Evidently this claim struck a chord with attendees because when one of the panellists, when asked what was the one thing about mobile in the industry that he’d change in 2017, he replied “getting rid of mobile departments in agencies”! In other words, stop silo’ing mobile and make it cross-department.
Mobility is not about formatting video for a small screen. Mobility is about understanding where users are, where they are going and what they want to accomplish. Mobile is all about devices but mobility is all about peoples’ lives.
So the panel all agreed that the real opportunity is in contextual relevancy. We have a huge amount of data today but this is both a blessing and a curse. It can lead to assumptions about consumers that are based only on cookie data – sets of behaviours that we attribute personalities and characteristic from. But it doesn’t provide the “why” – the understanding of what is motivating consumers.
Technology underpins everything that the digital ad industry does. It’s how we generate an understanding of people and how we understand and optimise the effectiveness of client campaigns. The panel strongly felt that the industry must tie all of this together with a simple goal: make technology deliver a competitive advantage to clients every day.
Is mobile marketing at last set to fulfil its true potential? If marketers and developers can make small-screen advertising relevant and engaging, then the answer is a resounding YES!
Mobile is driving real outcomes and results for advertisers. What we’re seeing now and certainly into next year is that the mobile device is going to be the hub for more and more aspects of our lives. We’re at an exciting point in the evolution of mobile – where real, sophisticated campaigns are resonating positively with consumers at scale.
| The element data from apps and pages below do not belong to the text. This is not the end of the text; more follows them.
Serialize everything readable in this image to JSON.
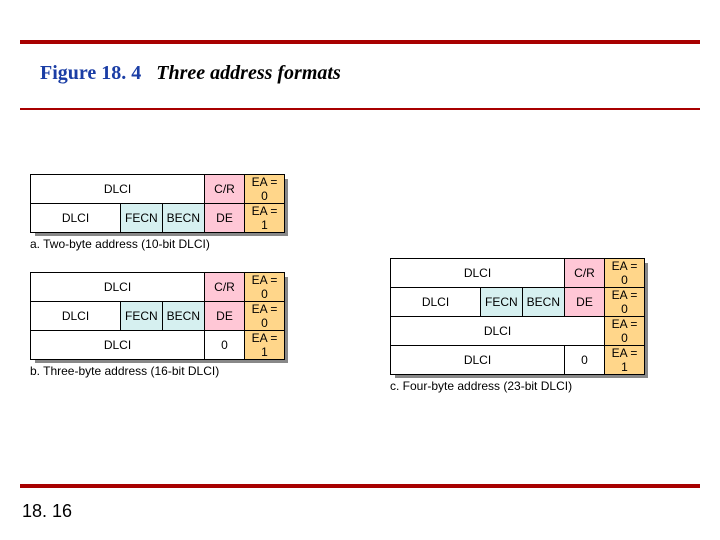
{
  "figure": {
    "number": "Figure 18. 4",
    "caption": "Three address formats"
  },
  "pageNumber": "18. 16",
  "labels": {
    "dlci": "DLCI",
    "fecn": "FECN",
    "becn": "BECN",
    "cr": "C/R",
    "de": "DE",
    "ea0": "EA = 0",
    "ea1": "EA = 1",
    "zero": "0"
  },
  "captions": {
    "a": "a. Two-byte address (10-bit DLCI)",
    "b": "b. Three-byte address (16-bit DLCI)",
    "c": "c. Four-byte address (23-bit DLCI)"
  },
  "chart_data": [
    {
      "type": "table",
      "title": "Two-byte address (10-bit DLCI)",
      "rows": [
        [
          "DLCI",
          "C/R",
          "EA = 0"
        ],
        [
          "DLCI",
          "FECN",
          "BECN",
          "DE",
          "EA = 1"
        ]
      ]
    },
    {
      "type": "table",
      "title": "Three-byte address (16-bit DLCI)",
      "rows": [
        [
          "DLCI",
          "C/R",
          "EA = 0"
        ],
        [
          "DLCI",
          "FECN",
          "BECN",
          "DE",
          "EA = 0"
        ],
        [
          "DLCI",
          "0",
          "EA = 1"
        ]
      ]
    },
    {
      "type": "table",
      "title": "Four-byte address (23-bit DLCI)",
      "rows": [
        [
          "DLCI",
          "C/R",
          "EA = 0"
        ],
        [
          "DLCI",
          "FECN",
          "BECN",
          "DE",
          "EA = 0"
        ],
        [
          "DLCI",
          "EA = 0"
        ],
        [
          "DLCI",
          "0",
          "EA = 1"
        ]
      ]
    }
  ]
}
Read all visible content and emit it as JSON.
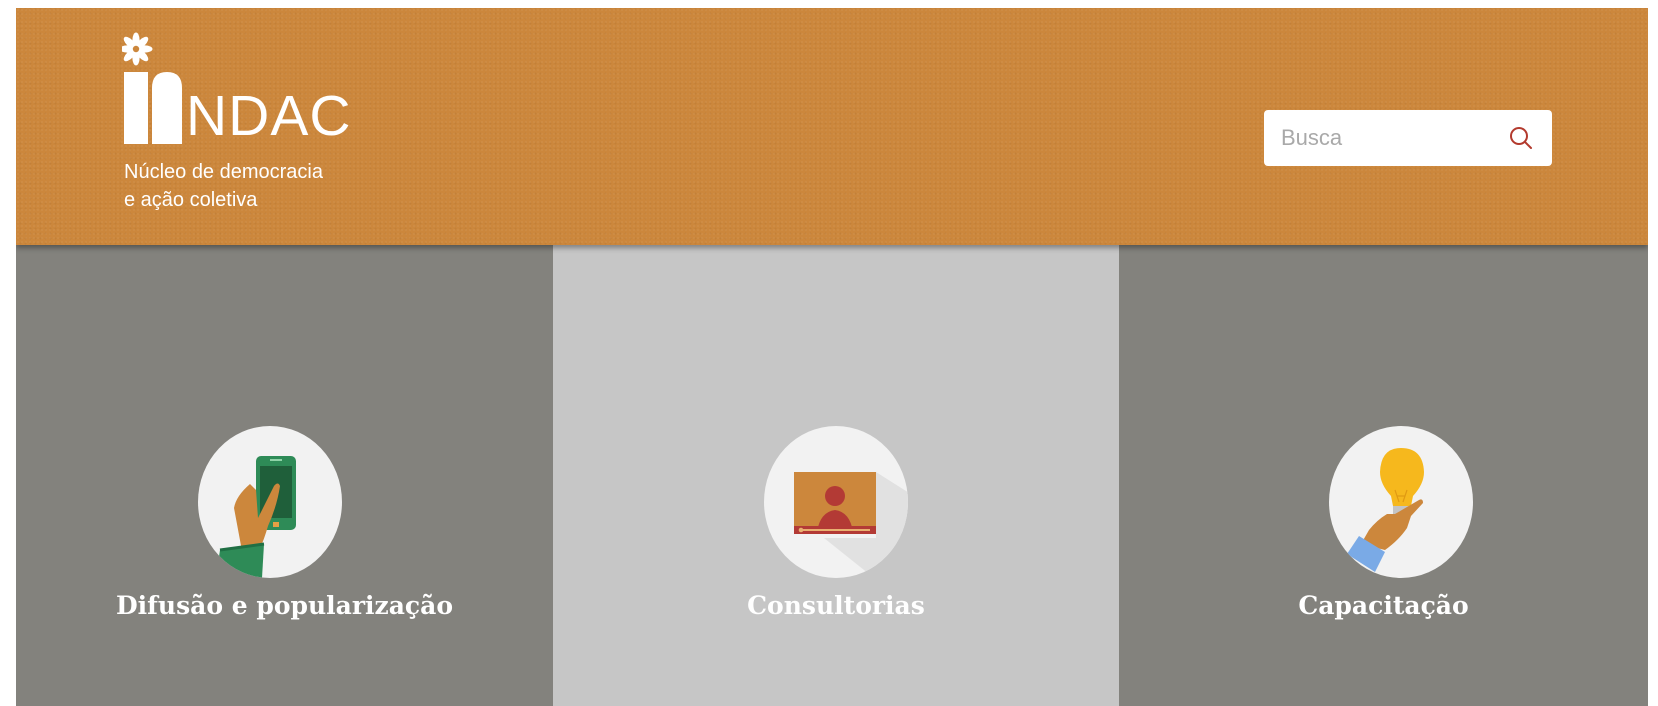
{
  "header": {
    "logo": {
      "name": "NDAC",
      "subtitle_line1": "Núcleo de democracia",
      "subtitle_line2": "e ação coletiva"
    },
    "search": {
      "placeholder": "Busca",
      "value": "",
      "icon": "search-icon"
    }
  },
  "colors": {
    "header_bg": "#cc873c",
    "panel_dark": "#83827d",
    "panel_light": "#c6c6c6",
    "search_icon": "#b33a2e"
  },
  "panels": [
    {
      "label": "Difusão e popularização",
      "icon": "hand-phone-icon",
      "bg": "#83827d"
    },
    {
      "label": "Consultorias",
      "icon": "video-person-icon",
      "bg": "#c6c6c6"
    },
    {
      "label": "Capacitação",
      "icon": "hand-lightbulb-icon",
      "bg": "#83827d"
    }
  ]
}
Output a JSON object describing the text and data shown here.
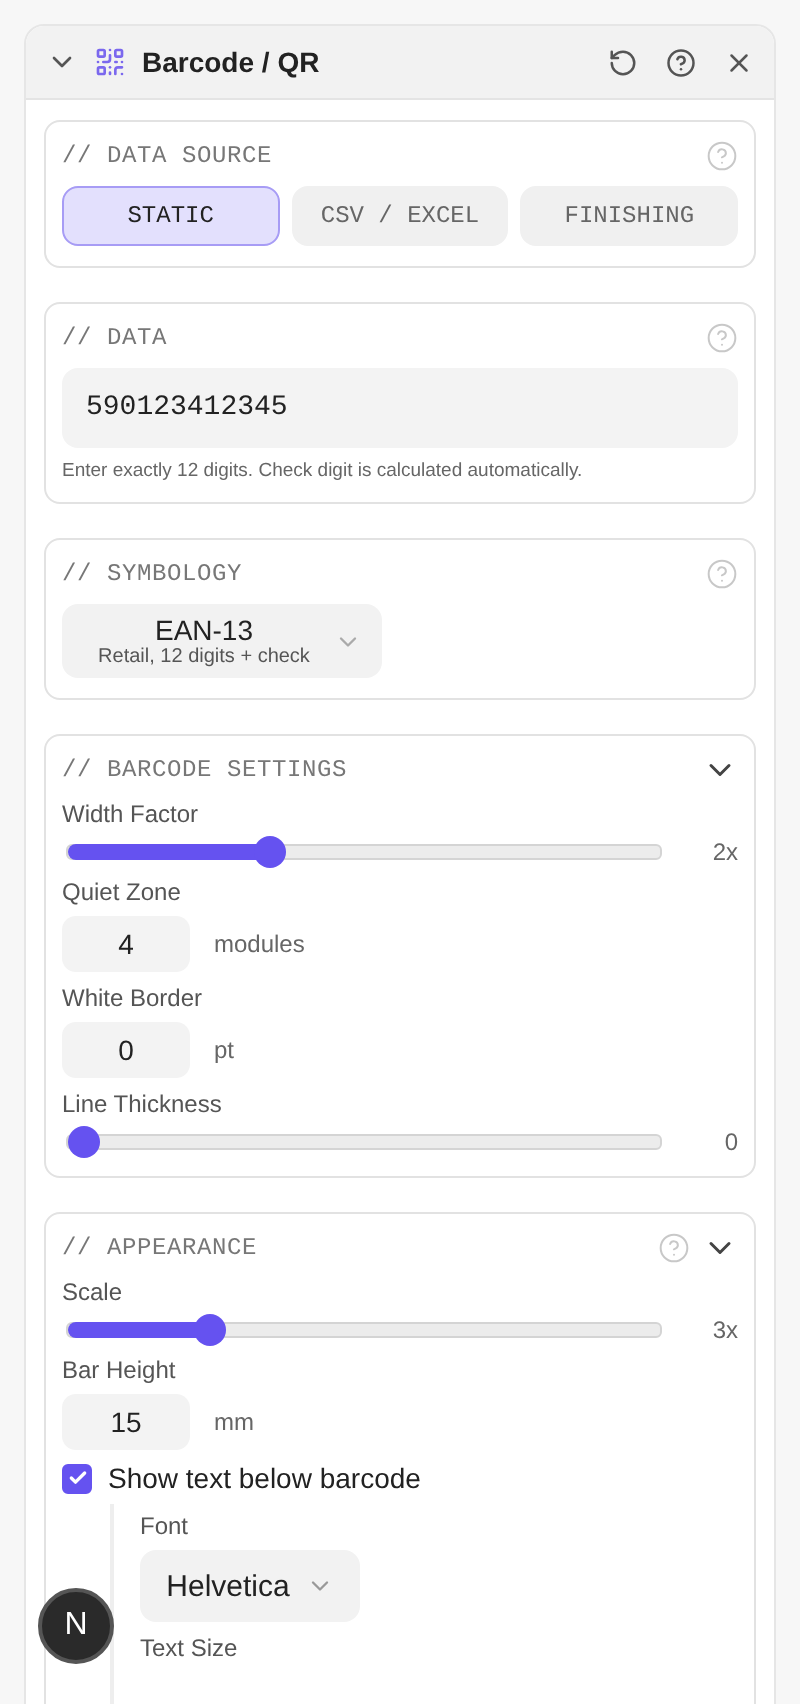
{
  "panel": {
    "title": "Barcode / QR",
    "expanded": true
  },
  "sections": [
    {
      "kind": "tabs",
      "title": "// DATA SOURCE",
      "help": true,
      "tabs": [
        {
          "label": "STATIC",
          "selected": true
        },
        {
          "label": "CSV / EXCEL",
          "selected": false
        },
        {
          "label": "FINISHING",
          "selected": false
        }
      ]
    },
    {
      "kind": "text",
      "title": "// DATA",
      "help": true,
      "value": "590123412345",
      "hint": "Enter exactly 12 digits. Check digit is calculated automatically."
    },
    {
      "kind": "select",
      "title": "// SYMBOLOGY",
      "help": true,
      "value": "EAN-13",
      "sub": "Retail, 12 digits + check"
    },
    {
      "kind": "controls",
      "title": "// BARCODE SETTINGS",
      "help": false,
      "expanded": true,
      "controls": [
        {
          "kind": "slider",
          "label": "Width Factor",
          "level": 0.34,
          "reading": "2x"
        },
        {
          "kind": "number",
          "label": "Quiet Zone",
          "value": "4",
          "unit": "modules"
        },
        {
          "kind": "number",
          "label": "White Border",
          "value": "0",
          "unit": "pt"
        },
        {
          "kind": "slider",
          "label": "Line Thickness",
          "level": 0,
          "reading": "0"
        }
      ]
    },
    {
      "kind": "controls",
      "title": "// APPEARANCE",
      "help": true,
      "expanded": true,
      "controls": [
        {
          "kind": "slider",
          "label": "Scale",
          "level": 0.24,
          "reading": "3x"
        },
        {
          "kind": "number",
          "label": "Bar Height",
          "value": "15",
          "unit": "mm"
        },
        {
          "kind": "checkbox",
          "label": "Show text below barcode",
          "checked": true,
          "children": [
            {
              "kind": "select",
              "label": "Font",
              "value": "Helvetica"
            },
            {
              "kind": "heading",
              "label": "Text Size"
            }
          ]
        }
      ]
    }
  ],
  "fab": {
    "label": "N"
  }
}
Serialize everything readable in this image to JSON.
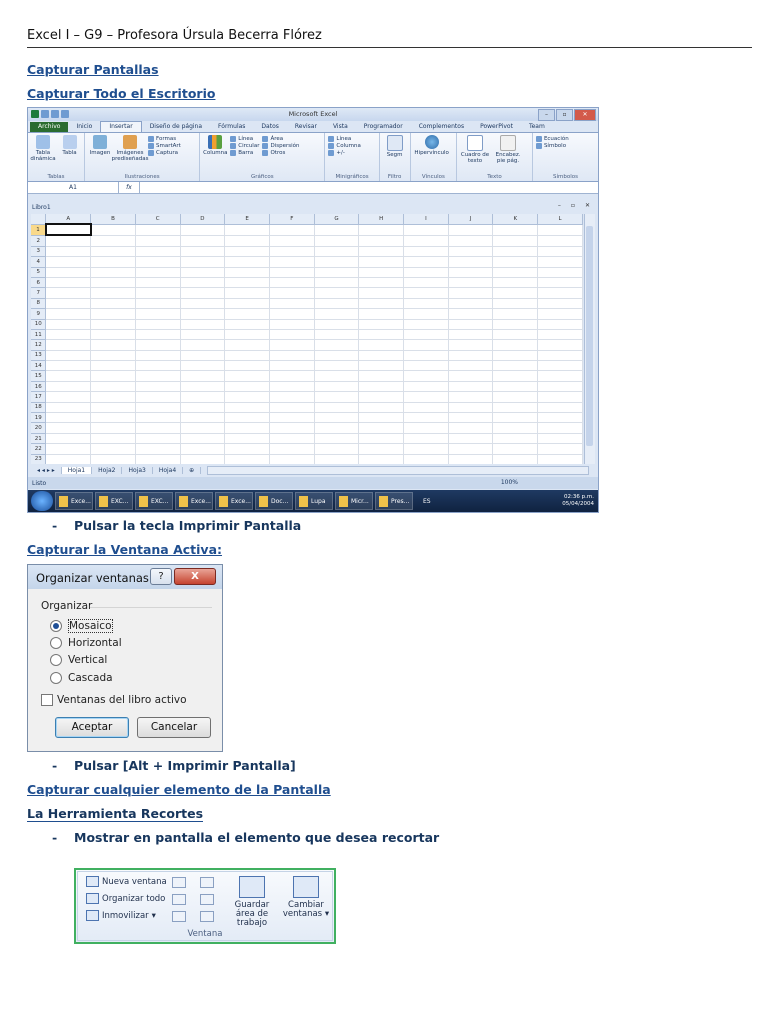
{
  "header": {
    "text": "Excel I – G9 – Profesora Úrsula Becerra Flórez"
  },
  "headings": {
    "h1": "Capturar Pantallas",
    "h2": "Capturar Todo el Escritorio",
    "h3": "Capturar la Ventana Activa:",
    "h4": "Capturar cualquier elemento de la Pantalla",
    "h5_pre": "La Herramienta ",
    "h5_bold": "Recortes"
  },
  "bullets": {
    "b1": "Pulsar la tecla Imprimir Pantalla",
    "b2": "Pulsar [Alt + Imprimir Pantalla]",
    "b3": "Mostrar en pantalla el elemento que desea recortar"
  },
  "bullet_dash": "-",
  "excel": {
    "window_title": "Microsoft Excel",
    "window_controls": [
      "–",
      "▫",
      "✕"
    ],
    "tabs": [
      "Archivo",
      "Inicio",
      "Insertar",
      "Diseño de página",
      "Fórmulas",
      "Datos",
      "Revisar",
      "Vista",
      "Programador",
      "Complementos",
      "PowerPivot",
      "Team"
    ],
    "ribbon_groups": {
      "tablas": {
        "label": "Tablas",
        "buttons": [
          "Tabla dinámica",
          "Tabla"
        ]
      },
      "ilustraciones": {
        "label": "Ilustraciones",
        "buttons": [
          "Imagen",
          "Imágenes prediseñadas"
        ],
        "small": [
          "Formas",
          "SmartArt",
          "Captura"
        ]
      },
      "graficos": {
        "label": "Gráficos",
        "buttons": [
          "Columna"
        ],
        "small": [
          "Línea",
          "Circular",
          "Barra",
          "Área",
          "Dispersión",
          "Otros"
        ]
      },
      "minigraficos": {
        "label": "Minigráficos",
        "small": [
          "Línea",
          "Columna",
          "+/-"
        ]
      },
      "filtro": {
        "label": "Filtro",
        "buttons": [
          "Segm"
        ]
      },
      "vinculos": {
        "label": "Vínculos",
        "buttons": [
          "Hipervínculo"
        ]
      },
      "texto": {
        "label": "Texto",
        "buttons": [
          "Cuadro de texto",
          "Encabez. pie pág."
        ]
      },
      "simbolos": {
        "label": "Símbolos",
        "small": [
          "Ecuación",
          "Símbolo"
        ]
      }
    },
    "name_box": "A1",
    "fx": "fx",
    "workbook_title": "Libro1",
    "columns": [
      "A",
      "B",
      "C",
      "D",
      "E",
      "F",
      "G",
      "H",
      "I",
      "J",
      "K",
      "L"
    ],
    "rows": [
      "1",
      "2",
      "3",
      "4",
      "5",
      "6",
      "7",
      "8",
      "9",
      "10",
      "11",
      "12",
      "13",
      "14",
      "15",
      "16",
      "17",
      "18",
      "19",
      "20",
      "21",
      "22",
      "23"
    ],
    "sheets": [
      "Hoja1",
      "Hoja2",
      "Hoja3",
      "Hoja4"
    ],
    "status": "Listo",
    "zoom": "100%",
    "taskbar": [
      "Exce...",
      "EXC...",
      "EXC...",
      "Exce...",
      "Exce...",
      "Doc...",
      "Lupa",
      "Micr...",
      "Pres..."
    ],
    "lang": "ES",
    "clock_time": "02:36 p.m.",
    "clock_date": "05/04/2004"
  },
  "dialog": {
    "title": "Organizar ventanas",
    "help": "?",
    "close": "X",
    "group": "Organizar",
    "options": [
      "Mosaico",
      "Horizontal",
      "Vertical",
      "Cascada"
    ],
    "selected": "Mosaico",
    "checkbox": "Ventanas del libro activo",
    "accept": "Aceptar",
    "cancel": "Cancelar"
  },
  "window_group": {
    "items": [
      "Nueva ventana",
      "Organizar todo",
      "Inmovilizar"
    ],
    "save_workspace": "Guardar área de trabajo",
    "switch_windows": "Cambiar ventanas",
    "label": "Ventana"
  },
  "colors": {
    "heading": "#17365d",
    "link": "#1f4e8f",
    "green_border": "#40b060"
  }
}
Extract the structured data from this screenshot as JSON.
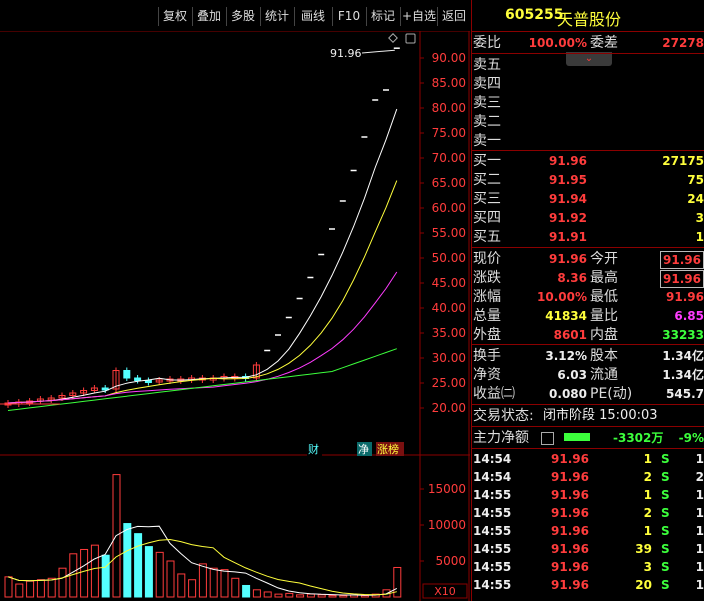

The next 18 months will provide smart, fast-moving marketers with an opportunity to engage with, and take advantage of the mobile ecosystem, while their competition plays catch-up.